I’ve talked about how important it is to maintain your most important pictures in cloud-based photo albums that you can access from anywhere, including your smartphone. These are the photos that reflect back on your life’s big moments… not necessarily the best few pics from your recent family vacation.
(Your smartphone’s local photo app and your index finger can handle that.)
If you sit down for a few minutes and think about which groups of pictures you’ll always want available at a moment’s notice, you’ll probably come up a short list of categories.
I decided to create this group of cloud photo albums that I can also share with my wife:
- Our son’s first day of school each year and his annual school portraits
- Our boy’s birthdays
- A sampling from our best vacation photos
- My mom’s photo archive
- My dad’s photo archive
- My photo archive of me growing up
- Our wedding
- Other weddings
- Group shots at big family events
These nine photo albums will hopefully cover most moments when I’m talking with family or friends, and I want to magically access a photo from my life to support the conversation using my iPhone.
But there’s one important technical detail you’ve also got to have in place to ensure your cloud photo albums grow properly over time. And I must admit, I forgot about this piece until I realized it wasn’t there…
Retaining the Constant of Time
Your photos in each cloud folder still need to be sortable by date. That will allow you to keep the chronology of a photo group in order when you add other pictures to the album that are out of sequence.
This may seem like a minor detail, but believe me, it isn’t. The natural order of any group of archival pics is the constant of time. Without that, you’ll eventually end up with what appears to be a random group of photos.
Sure if you start this project when you’re five years old and keep going in perfect order until you’re ninety nine, you’ll be fine. But I’m still sorting through my family photos from many years back.
(I’m sure I don’t have to tell you how much time it takes to keep up with all of your life’s incoming pics.)
Some photos inevitably get integrated into long-term storage faster than others. And the last thing you want to worry about is having to process them in the order in which you took them.
iCloud Photo Streams aren’t the Answer
I thought I was all set using Apple’s tools when I began creating shared iCloud photo albums through Photos to handle this archival need. But then I realized these sharable photo albums were essentially just sharable photo streams. The photos simply positioned themselves in the order in which I uploaded them.
I quickly decided that this wasn’t going to work as I build out these albums over time.
(For the record, Apple does provide a solution if you decide to sync your entire Photos library to iCloud. But that would immediately eat up my 5GB of free iCloud storage.)
So, I set out to explore other cloud photo-album solutions with the ability sort the photos by date…

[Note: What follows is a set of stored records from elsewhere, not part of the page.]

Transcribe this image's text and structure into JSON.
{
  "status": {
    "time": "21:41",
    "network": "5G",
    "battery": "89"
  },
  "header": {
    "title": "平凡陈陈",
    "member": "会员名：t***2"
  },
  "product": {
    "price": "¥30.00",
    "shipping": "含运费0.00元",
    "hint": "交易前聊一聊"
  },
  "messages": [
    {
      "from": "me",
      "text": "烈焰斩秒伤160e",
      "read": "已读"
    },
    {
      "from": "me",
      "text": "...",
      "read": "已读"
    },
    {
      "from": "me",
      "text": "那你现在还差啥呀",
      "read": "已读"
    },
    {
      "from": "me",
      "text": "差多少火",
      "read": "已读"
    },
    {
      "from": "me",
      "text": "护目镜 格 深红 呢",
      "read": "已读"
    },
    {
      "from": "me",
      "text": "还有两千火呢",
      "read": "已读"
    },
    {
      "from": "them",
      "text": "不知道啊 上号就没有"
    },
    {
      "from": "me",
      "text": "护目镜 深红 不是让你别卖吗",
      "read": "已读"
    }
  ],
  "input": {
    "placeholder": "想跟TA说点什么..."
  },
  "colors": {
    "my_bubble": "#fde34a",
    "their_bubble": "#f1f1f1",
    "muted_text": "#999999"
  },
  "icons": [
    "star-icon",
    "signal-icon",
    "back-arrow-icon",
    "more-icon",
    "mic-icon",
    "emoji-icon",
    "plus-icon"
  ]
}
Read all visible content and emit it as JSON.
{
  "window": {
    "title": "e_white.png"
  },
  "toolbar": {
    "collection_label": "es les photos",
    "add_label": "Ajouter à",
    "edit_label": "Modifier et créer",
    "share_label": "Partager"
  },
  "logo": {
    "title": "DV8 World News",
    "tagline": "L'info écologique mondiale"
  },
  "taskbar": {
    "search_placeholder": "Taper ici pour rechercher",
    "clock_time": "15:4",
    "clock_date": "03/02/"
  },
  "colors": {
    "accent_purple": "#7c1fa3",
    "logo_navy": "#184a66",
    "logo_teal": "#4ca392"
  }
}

Photo Archiving for Free
There are lots of choices out there, and some have certain limits or costs. So, I decided to first see if I could get the job done without adding a new monthly fee to my digital life.
And in fact, I could!
Three top choices quickly immediately emerged…
- Free and unlimited storage as long as you’re willing to let Google compress your photos to a max size of 16MB. (Unless you’re processing huge RAW photos, that shouldn’t be a problem…)
- Free, but only up to 1,000 photos.
- This limit is a little tight for any long-term plan, although if you’re really talking about the most impactful pictures to represent an entire life, who’s really going to want to look at more than 1,000 pics?
- Free and unlimited storage. Period.
- The big catch is you’ve got to be an Amazon Prime member.
- And I suppose that means you’re intending to be an Amazon Prime member… for the rest of your life. (Well, you could migrate your photos somewhere else when a better option comes along.)
- Amazon offers a solid app for smartphone use.
Primed to Use Prime
I gave Amazon Photos a try a few weeks back, mostly because I already live in the Prime ecosystem. Also, the ‘limitless,’ and ‘no-compression’ structure was appealing.
And though, I am, in fact, paying for Amazon Photos, it’s money I’m already spending on Amazon Prime. And that’s, of course, just another way to make Amazon Prime more than just ‘free shipping.’
I found it really easy and quick to create my cloud albums and upload my photos to them, and the Amazon Photos app works great on my iPhone.
So far… I’m really happy with Amazon Photos.
I’m sure the other options would get the job done as well. The critical element is simply putting a cloud-based solution in place where you can best archive and easily sort through your photos that tell your ongoing life’s story.
Leave the Stream Behind
Ensuring your pictures show up in the right order is essential to the plan. And using the linear nature of time as your organizing principal needs to remain in place.
Cloud-based photo streams simply don’t provide that basic level of functionality.